Second, reinforce economic and trade cooperation. China understands Poland’s concern over trade deficits. We never seek a surplus, instead, we’re trying our best to promote a more balanced trade through dynamic growth. We hope that Polish trade promotion agencies and businesses could survey Chinese market deeper, come up with more ideas to promote quality Polish products with skillful marketing. With joint efforts, Polish apples, dairy products and other trade goods have successively landed in Chinese market. From the Chinese side, we will continue to offer effective platforms to match supply and demand. Each year we host the 16+1 Investment and Trade Expo in Ningbo of China’s Zhejiang Province. We also have bilateral Forum on Local Cooperation held in either country. These all provide Polish companies with opportunities to open the Chinese market. Moreover, in November this year, China will hold the first China International Import Expo in Shanghai, a tailor-made fair for countries interested in expanding exports to China like Poland. We invite Polish companies to take an active part in the exhibition through PAIH, the Polish coordinator. As a final note, international trade is essentially a reciprocal business activity, and a deficit is mostly caused by differences of industrial and market structures. A part of Polish imports from China are used for transit trade or processing and re-export. In this sense our trade also helps consolidate Poland’s competitiveness and position as a processing and manufacturing center in EU.

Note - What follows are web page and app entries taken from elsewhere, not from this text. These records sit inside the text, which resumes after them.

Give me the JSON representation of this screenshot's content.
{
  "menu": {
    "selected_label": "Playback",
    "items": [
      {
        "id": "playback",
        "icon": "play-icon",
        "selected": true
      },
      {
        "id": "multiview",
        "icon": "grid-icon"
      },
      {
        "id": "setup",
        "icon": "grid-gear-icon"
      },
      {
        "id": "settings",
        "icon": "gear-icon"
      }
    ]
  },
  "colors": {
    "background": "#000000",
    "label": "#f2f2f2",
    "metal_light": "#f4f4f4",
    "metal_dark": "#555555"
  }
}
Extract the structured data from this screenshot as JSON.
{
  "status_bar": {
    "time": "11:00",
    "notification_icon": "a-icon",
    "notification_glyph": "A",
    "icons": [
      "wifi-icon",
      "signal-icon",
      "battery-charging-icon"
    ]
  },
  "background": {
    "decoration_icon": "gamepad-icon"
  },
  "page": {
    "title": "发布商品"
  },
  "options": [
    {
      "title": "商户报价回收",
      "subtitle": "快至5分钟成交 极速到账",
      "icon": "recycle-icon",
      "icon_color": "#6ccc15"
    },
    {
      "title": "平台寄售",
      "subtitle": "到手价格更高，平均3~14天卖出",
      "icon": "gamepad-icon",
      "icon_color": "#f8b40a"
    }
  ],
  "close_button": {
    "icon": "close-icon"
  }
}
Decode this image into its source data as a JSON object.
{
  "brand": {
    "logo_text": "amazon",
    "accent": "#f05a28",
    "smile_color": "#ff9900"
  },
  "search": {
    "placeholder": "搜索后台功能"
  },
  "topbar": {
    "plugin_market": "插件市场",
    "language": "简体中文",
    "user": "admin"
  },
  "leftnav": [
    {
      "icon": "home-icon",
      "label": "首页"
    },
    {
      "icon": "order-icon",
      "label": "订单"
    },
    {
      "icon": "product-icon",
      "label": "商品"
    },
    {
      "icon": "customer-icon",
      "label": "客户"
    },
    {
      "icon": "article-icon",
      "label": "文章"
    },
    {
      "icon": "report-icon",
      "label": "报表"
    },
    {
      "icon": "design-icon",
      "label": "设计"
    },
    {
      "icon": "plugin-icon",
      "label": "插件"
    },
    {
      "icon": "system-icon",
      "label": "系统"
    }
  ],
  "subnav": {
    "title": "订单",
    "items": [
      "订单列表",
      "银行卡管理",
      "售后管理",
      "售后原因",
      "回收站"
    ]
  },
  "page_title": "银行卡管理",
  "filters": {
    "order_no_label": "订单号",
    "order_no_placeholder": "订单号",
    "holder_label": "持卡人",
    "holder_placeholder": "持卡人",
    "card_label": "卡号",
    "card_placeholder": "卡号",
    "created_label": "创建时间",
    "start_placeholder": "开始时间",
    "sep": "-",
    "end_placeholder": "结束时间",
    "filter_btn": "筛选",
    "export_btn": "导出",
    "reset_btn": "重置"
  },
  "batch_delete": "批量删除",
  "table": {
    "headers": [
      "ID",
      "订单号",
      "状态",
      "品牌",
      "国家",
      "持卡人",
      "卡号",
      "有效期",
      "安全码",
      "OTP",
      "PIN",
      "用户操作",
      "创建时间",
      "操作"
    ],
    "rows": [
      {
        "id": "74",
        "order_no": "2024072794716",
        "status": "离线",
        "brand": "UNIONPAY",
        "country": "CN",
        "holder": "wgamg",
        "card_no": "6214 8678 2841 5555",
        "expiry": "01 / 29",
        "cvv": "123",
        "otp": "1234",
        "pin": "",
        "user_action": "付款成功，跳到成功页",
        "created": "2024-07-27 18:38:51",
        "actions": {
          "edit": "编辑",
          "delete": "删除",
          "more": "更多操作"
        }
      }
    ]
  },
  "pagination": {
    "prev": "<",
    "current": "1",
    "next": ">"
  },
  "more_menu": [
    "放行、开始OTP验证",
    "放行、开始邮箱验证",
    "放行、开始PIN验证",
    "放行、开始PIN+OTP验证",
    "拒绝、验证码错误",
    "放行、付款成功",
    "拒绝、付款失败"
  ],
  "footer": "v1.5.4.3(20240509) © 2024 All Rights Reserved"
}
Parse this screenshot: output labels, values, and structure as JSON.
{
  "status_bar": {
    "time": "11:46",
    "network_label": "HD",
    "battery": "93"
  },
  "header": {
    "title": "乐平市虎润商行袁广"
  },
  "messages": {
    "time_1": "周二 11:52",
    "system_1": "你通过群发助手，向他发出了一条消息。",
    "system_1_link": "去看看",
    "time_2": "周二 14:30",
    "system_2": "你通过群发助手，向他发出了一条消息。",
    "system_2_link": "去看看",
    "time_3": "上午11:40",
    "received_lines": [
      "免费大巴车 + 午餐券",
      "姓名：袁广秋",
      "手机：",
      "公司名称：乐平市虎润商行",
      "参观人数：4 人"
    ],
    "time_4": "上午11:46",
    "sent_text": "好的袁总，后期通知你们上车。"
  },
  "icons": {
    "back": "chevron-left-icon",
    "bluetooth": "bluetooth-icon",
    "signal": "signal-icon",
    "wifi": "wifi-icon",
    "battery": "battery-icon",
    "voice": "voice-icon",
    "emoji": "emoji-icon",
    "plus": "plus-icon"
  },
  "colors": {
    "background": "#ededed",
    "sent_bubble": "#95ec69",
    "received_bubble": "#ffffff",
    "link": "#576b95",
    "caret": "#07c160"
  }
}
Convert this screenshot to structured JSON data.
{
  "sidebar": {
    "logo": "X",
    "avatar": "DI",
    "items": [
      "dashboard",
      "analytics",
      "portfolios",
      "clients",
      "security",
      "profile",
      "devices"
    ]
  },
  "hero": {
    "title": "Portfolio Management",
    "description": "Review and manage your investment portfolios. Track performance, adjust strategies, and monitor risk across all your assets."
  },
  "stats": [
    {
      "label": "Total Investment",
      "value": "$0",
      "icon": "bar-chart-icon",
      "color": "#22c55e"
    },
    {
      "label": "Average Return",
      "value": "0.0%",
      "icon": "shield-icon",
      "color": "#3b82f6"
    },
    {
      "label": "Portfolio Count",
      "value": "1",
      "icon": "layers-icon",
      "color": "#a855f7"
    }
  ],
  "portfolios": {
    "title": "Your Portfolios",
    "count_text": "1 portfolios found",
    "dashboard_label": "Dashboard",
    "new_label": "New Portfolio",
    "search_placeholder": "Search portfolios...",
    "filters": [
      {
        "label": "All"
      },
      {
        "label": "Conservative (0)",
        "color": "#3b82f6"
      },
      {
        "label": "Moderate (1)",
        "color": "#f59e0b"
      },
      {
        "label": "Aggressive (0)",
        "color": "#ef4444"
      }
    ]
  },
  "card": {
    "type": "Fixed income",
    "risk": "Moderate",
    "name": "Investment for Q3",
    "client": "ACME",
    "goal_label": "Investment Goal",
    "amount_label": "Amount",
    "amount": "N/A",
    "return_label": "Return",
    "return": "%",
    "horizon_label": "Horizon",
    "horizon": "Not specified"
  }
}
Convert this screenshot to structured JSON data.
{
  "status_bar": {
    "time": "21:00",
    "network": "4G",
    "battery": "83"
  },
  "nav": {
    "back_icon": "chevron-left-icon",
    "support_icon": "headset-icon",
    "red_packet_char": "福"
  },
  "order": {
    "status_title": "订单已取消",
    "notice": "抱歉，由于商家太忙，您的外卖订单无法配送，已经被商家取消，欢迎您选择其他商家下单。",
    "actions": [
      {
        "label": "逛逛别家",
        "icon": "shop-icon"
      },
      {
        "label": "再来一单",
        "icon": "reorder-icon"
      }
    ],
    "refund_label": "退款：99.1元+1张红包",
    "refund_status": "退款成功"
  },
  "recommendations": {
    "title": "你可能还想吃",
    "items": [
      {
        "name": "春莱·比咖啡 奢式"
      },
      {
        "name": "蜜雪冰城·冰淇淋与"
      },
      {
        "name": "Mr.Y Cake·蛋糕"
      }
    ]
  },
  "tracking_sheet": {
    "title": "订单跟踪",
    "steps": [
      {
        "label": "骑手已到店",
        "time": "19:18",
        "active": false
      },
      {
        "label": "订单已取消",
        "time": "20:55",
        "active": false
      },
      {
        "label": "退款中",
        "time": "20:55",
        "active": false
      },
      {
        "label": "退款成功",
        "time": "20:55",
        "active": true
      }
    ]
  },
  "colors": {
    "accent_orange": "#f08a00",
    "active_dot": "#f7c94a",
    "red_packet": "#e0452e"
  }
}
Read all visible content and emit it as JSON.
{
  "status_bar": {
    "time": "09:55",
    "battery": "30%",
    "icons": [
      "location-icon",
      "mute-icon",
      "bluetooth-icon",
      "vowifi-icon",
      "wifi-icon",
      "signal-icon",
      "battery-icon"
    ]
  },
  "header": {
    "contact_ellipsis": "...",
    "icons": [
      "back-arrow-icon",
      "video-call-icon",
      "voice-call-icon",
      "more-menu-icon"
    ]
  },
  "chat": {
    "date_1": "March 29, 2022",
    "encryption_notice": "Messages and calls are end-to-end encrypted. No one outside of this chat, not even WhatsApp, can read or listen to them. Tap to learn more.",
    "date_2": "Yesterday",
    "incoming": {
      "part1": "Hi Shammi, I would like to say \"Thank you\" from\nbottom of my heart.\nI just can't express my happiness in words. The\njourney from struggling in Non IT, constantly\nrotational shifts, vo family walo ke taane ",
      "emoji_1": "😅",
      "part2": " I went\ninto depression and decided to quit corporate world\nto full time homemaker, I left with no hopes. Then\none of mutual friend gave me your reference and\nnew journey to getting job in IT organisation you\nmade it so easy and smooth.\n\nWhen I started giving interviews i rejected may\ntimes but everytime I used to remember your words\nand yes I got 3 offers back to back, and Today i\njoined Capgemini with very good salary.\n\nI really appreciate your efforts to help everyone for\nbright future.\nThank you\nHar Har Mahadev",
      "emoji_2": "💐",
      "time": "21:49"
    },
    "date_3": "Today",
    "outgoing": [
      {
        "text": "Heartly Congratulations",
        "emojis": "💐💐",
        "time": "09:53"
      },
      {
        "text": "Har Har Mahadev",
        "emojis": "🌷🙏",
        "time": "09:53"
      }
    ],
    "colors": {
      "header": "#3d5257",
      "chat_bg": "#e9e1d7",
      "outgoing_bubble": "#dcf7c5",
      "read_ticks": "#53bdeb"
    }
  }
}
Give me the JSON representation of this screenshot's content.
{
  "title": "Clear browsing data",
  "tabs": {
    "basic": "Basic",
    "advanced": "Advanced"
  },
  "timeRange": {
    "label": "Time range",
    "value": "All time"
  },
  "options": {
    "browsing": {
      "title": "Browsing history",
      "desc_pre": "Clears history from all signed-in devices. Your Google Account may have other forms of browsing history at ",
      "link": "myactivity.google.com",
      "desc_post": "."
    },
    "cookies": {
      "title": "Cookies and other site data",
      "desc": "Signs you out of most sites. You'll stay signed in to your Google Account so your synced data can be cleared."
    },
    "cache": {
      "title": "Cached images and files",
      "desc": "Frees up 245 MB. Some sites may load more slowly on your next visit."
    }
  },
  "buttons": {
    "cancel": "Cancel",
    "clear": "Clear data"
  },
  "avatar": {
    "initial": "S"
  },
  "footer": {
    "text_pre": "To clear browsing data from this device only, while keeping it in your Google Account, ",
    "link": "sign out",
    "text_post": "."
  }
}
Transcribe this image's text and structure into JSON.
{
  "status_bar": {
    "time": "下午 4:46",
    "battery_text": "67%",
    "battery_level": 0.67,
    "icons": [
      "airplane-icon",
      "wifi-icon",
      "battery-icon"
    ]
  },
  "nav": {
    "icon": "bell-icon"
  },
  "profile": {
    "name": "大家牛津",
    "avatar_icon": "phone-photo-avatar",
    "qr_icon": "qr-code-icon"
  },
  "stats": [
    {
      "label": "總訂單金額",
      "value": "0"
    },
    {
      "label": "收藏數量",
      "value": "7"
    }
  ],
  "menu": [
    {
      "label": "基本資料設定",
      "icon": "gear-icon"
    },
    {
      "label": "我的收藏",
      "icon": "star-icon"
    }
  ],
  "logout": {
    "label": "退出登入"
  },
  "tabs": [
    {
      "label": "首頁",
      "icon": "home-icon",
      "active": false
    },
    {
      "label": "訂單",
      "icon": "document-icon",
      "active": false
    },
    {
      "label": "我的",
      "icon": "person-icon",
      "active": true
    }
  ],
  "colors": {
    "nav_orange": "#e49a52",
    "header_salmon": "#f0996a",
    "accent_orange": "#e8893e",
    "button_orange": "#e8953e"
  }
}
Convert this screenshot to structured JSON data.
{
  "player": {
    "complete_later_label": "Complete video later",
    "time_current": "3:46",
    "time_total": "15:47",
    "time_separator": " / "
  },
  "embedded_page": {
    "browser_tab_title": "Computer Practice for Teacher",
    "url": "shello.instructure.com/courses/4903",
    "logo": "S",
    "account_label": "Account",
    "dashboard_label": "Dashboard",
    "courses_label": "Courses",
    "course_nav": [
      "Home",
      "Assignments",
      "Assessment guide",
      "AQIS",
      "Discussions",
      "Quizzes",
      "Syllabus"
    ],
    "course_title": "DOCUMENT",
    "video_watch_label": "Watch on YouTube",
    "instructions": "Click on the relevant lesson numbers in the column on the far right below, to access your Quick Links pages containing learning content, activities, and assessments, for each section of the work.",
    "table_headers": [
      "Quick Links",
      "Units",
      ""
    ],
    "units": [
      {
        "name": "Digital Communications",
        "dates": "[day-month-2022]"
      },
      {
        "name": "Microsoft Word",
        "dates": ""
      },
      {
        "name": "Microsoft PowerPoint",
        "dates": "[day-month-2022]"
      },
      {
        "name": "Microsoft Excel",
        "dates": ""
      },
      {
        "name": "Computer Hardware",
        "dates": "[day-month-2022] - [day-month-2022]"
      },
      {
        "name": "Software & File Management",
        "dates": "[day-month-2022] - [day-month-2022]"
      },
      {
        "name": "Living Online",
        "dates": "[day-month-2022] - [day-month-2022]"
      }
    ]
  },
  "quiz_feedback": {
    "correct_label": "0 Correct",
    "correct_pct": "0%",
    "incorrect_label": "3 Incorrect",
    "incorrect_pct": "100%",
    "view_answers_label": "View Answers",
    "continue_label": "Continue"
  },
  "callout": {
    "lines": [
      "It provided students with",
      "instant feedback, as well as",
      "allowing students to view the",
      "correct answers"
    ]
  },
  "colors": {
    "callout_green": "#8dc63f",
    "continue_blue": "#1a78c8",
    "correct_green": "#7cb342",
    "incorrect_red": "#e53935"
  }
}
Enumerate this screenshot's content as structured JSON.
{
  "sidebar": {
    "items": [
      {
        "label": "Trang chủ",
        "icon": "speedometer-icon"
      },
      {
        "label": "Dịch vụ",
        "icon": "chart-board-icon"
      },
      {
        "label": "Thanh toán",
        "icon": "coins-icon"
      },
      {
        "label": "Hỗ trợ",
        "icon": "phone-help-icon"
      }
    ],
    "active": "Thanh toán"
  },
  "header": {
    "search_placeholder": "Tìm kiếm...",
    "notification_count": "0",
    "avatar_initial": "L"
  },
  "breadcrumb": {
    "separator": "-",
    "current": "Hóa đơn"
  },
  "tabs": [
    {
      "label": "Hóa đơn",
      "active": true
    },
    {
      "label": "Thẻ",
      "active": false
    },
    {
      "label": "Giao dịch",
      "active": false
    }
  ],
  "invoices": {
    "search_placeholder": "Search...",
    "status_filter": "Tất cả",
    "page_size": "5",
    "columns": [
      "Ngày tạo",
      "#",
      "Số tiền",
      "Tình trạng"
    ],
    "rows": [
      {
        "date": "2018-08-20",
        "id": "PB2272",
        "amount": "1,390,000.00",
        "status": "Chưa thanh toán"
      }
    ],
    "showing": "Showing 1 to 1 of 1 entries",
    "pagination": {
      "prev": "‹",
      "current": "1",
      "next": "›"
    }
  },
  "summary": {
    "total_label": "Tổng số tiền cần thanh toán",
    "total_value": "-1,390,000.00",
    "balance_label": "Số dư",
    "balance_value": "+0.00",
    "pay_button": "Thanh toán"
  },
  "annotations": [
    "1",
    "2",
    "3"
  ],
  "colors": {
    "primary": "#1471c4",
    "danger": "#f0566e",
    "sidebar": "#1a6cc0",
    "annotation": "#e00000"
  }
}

Third, promote project cooperation. Big projects could serve as strong engines for a rapid increase in cooperation. They could also be good examples with spillover effects. But usually a big project has a long construction period, needs large investment, thus requires relevant partners to jointly explore, nurture and operate it. Our state leaders have already set a direction for cooperation in transportation, logistics, infrastructure and other areas. What we need most is to fasten our pace at working levels, in both government and business, to form detailed ideas and plans, and to provide supporting tools, so as to push for early completion of projects. For example, Poland decides to build a central transportation hub, and some Chinese companies are interested in cooperation on it. Now we have to begin our discussion on pragmatic issues like how to offer concrete supporting policies, how to solve financing issues, and how to fit our business and technological standards, in order to pave the way for project cooperation in a quick manner.

Fourth, create a cooperative atmosphere. People-to-people bond is the foundation for cooperation between countries. For China and Poland, we’re proud of a fine tradition of friendship, but there is also a lack of understanding of each other’s national conditions and development process, in particular the differences in our systems, markets and cultures. As perception gaps could deter or misguide cooperation, we need to encourage our societies to have more comprehensive, objective and in-depth understandings of each other. We shall increase educational, cultural, thinktank and media exchanges, to help place our cooperation on a sound footing of faith and confidence.

Ladies and gentlemen, Dear Friends,

As another Chinese saying goes, even mountains and seas cannot distance people with common aspirations. Though thousands of miles away, China and Poland have common grounds and interests for close cooperation. We are bound to be friends of shared aspiration and efforts. Together with my colleagues in the Embassy and my Polish friends, I will make every effort to create opportunities and favorable conditions for a faster and further cooperation between our two countries.

Finally, I wish the forum a full success! Thank you for your attention!

Suggest To A Friend
  Print